CF: I think it is an interesting concept. However, for the next year you better use a taxi, because it drops you wherever you want and then looks for a parking place. No, but I think the problem of congestion the problem of parking in city centres is part of the issue for the transport of the future.

GW: I know of some trials running at the moment in Berlin with driverless cars. The other thing that is being considered is smart trucks. Where they are formed into convoys that are closely linked together; so it is a bit like when you watch the Tour de France in Cycling, if you are behind the one in front it is not so much work for you, so you save fuel. And if you can coordinate that, which would require a lot of computer systems, then there is a lot that can be done to save energy.

CF: Another thing to add, in Spain they have developed a brand new system with sensors all over the city which detect where parking spots are available and cars get a signal and people are directed to these areas where parking spots are available. So this also goes into that direction.

BS: To conclude this chat I would like to ask the experts if they have a message, something they would like to tell the students.

CF: I don’t feel like I was in school so long ago, but this chat did not exist at all.
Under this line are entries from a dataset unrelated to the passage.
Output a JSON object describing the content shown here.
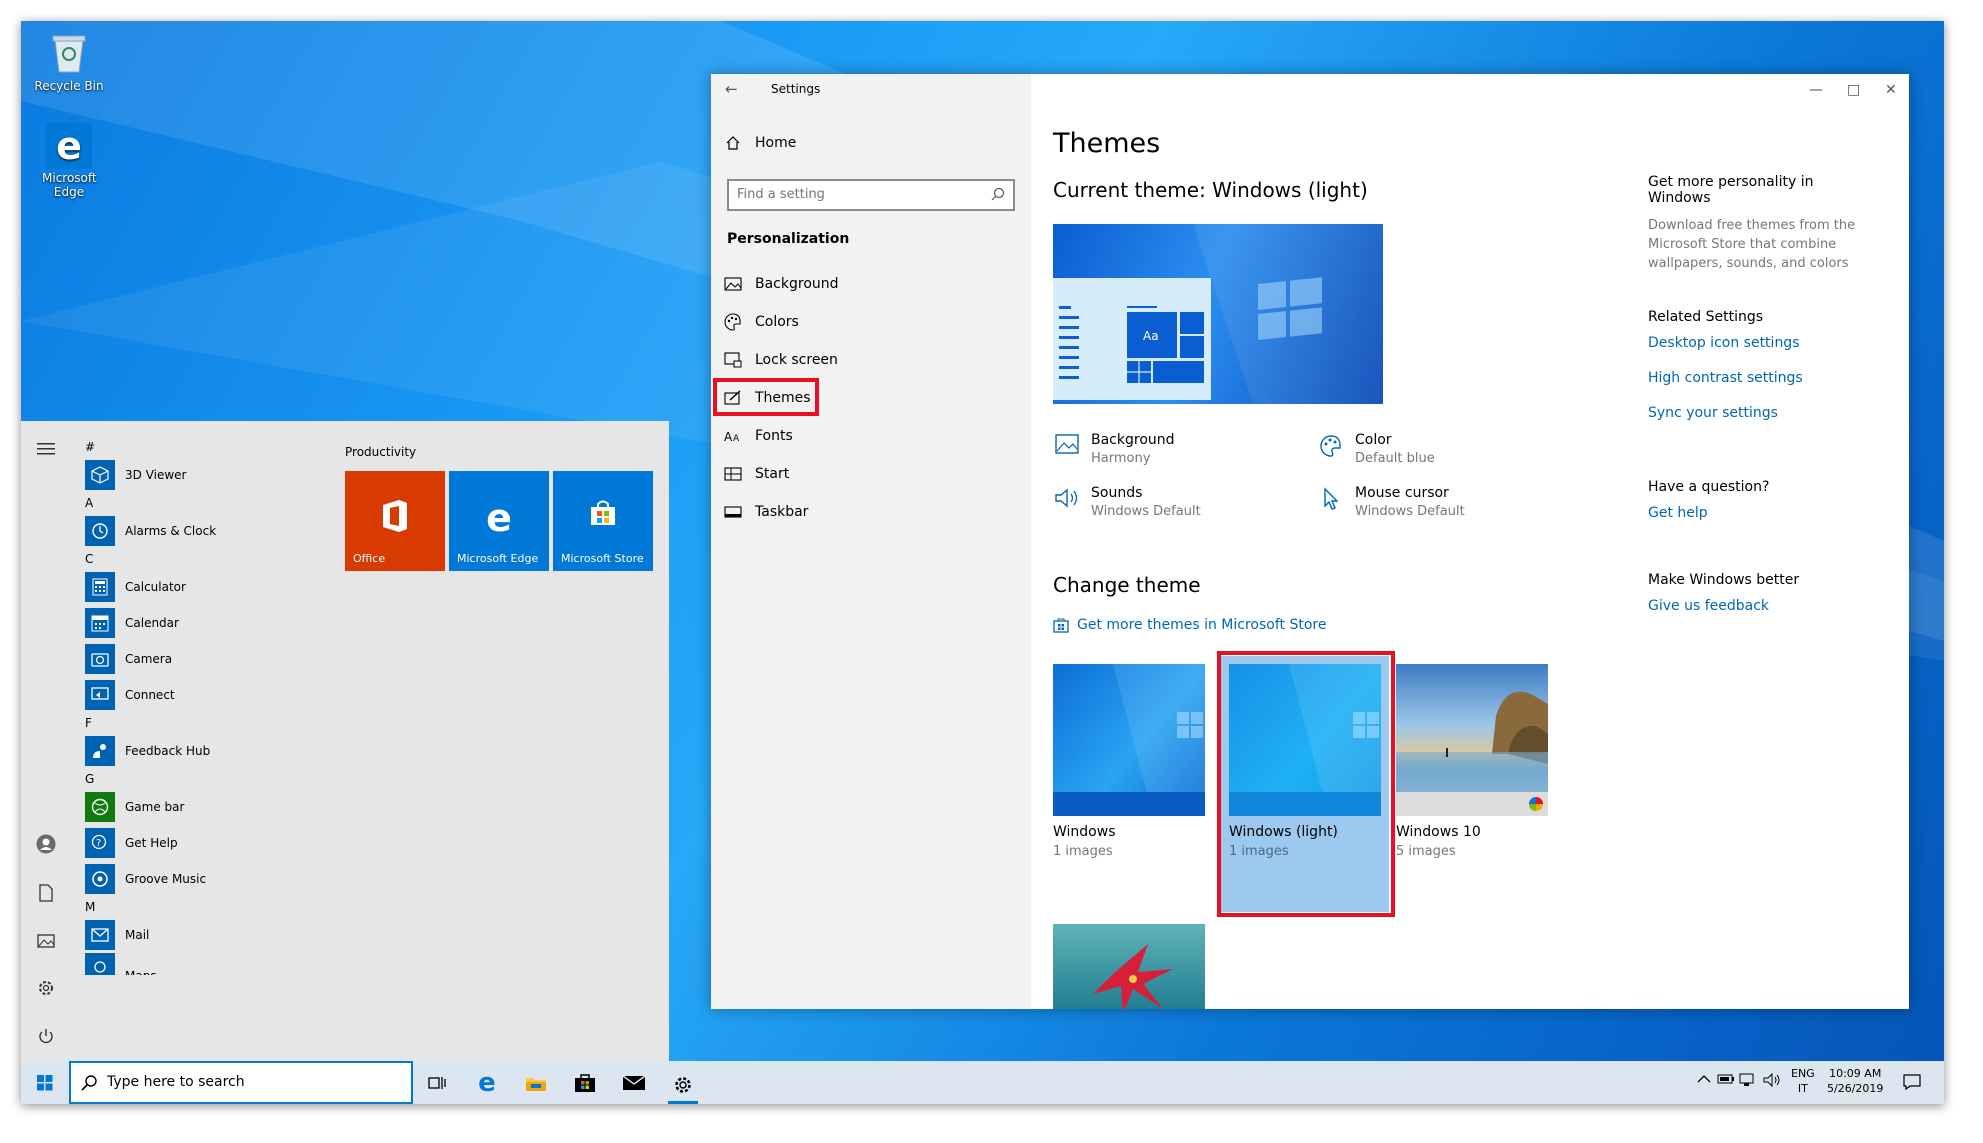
{
  "desktop": {
    "icons": [
      {
        "label": "Recycle Bin"
      },
      {
        "label": "Microsoft Edge"
      }
    ]
  },
  "start_menu": {
    "group_title": "Productivity",
    "letters": [
      "#",
      "A",
      "C",
      "F",
      "G",
      "M"
    ],
    "apps": {
      "hash": [
        "3D Viewer"
      ],
      "a": [
        "Alarms & Clock"
      ],
      "c": [
        "Calculator",
        "Calendar",
        "Camera",
        "Connect"
      ],
      "f": [
        "Feedback Hub"
      ],
      "g": [
        "Game bar",
        "Get Help",
        "Groove Music"
      ],
      "m": [
        "Mail",
        "Maps"
      ]
    },
    "tiles": [
      {
        "label": "Office",
        "color": "#d83b01"
      },
      {
        "label": "Microsoft Edge",
        "color": "#0078d7"
      },
      {
        "label": "Microsoft Store",
        "color": "#0078d7"
      }
    ]
  },
  "settings": {
    "window_title": "Settings",
    "home": "Home",
    "search_placeholder": "Find a setting",
    "section": "Personalization",
    "nav": [
      "Background",
      "Colors",
      "Lock screen",
      "Themes",
      "Fonts",
      "Start",
      "Taskbar"
    ],
    "selected_nav": "Themes",
    "page_title": "Themes",
    "current_theme": "Current theme: Windows (light)",
    "preview_tile_text": "Aa",
    "properties": [
      {
        "title": "Background",
        "value": "Harmony"
      },
      {
        "title": "Color",
        "value": "Default blue"
      },
      {
        "title": "Sounds",
        "value": "Windows Default"
      },
      {
        "title": "Mouse cursor",
        "value": "Windows Default"
      }
    ],
    "change_theme": "Change theme",
    "store_link": "Get more themes in Microsoft Store",
    "themes": [
      {
        "name": "Windows",
        "count": "1 images"
      },
      {
        "name": "Windows (light)",
        "count": "1 images",
        "selected": true
      },
      {
        "name": "Windows 10",
        "count": "5 images"
      }
    ],
    "side": {
      "personality_title": "Get more personality in Windows",
      "personality_text": "Download free themes from the Microsoft Store that combine wallpapers, sounds, and colors",
      "related_title": "Related Settings",
      "related_links": [
        "Desktop icon settings",
        "High contrast settings",
        "Sync your settings"
      ],
      "question_title": "Have a question?",
      "get_help": "Get help",
      "better_title": "Make Windows better",
      "feedback": "Give us feedback"
    },
    "accent_color": "#0066b4",
    "highlight_color": "#e81123"
  },
  "taskbar": {
    "search_placeholder": "Type here to search",
    "lang": "ENG",
    "lang_sub": "IT",
    "time": "10:09 AM",
    "date": "5/26/2019"
  }
}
It was a good experience for me and interesting to see that young people are interested in Science and I think transport in general is a key matter and there will be a lot of opportunities in the future.

GW: I also join Cécile in thanking you all for your questions. It has been great and I have enjoyed it. I am not going to comment about when I was in school. All I can say is that it is great to see everybody excited about the future and about what transport might do. Whatever question you have thought about the answer ultimately is, some scientist somewhere has got to come up with the answer. Be it the new material, a new fuel, a new form of transport, it is going to be someone to discover that and I am looking forward to hearing that it was one of you.

BS: In the name of Xperimania and inGenious I would like to thank the experts for their time and efforts in answering many questions today. Thank you very much also to the students for their active participation. If you would like to show your appreciation to the experts please click on the clapping icons.
A few announcements before we close:
• The answers to some unanswered questions are going to be posted on the Xperimania Facebook page. You can continue discussing this topic there.
• Don’t forget to participate to the competition. You can find all the relevant information on the Xperimania website and we will link it to the inGenious website as well.
• Take a look at YourFormula.eu, an online platform created by the European Chemical Industry Council (Cefic) to give young people a place to discover and discuss how chemistry and science is helping build a sustainable world. As you know, sustainable mobility has been on the agenda of Your Formula for a long time. It has also been on the agenda of young adults all over Europe, who are concerned about the future.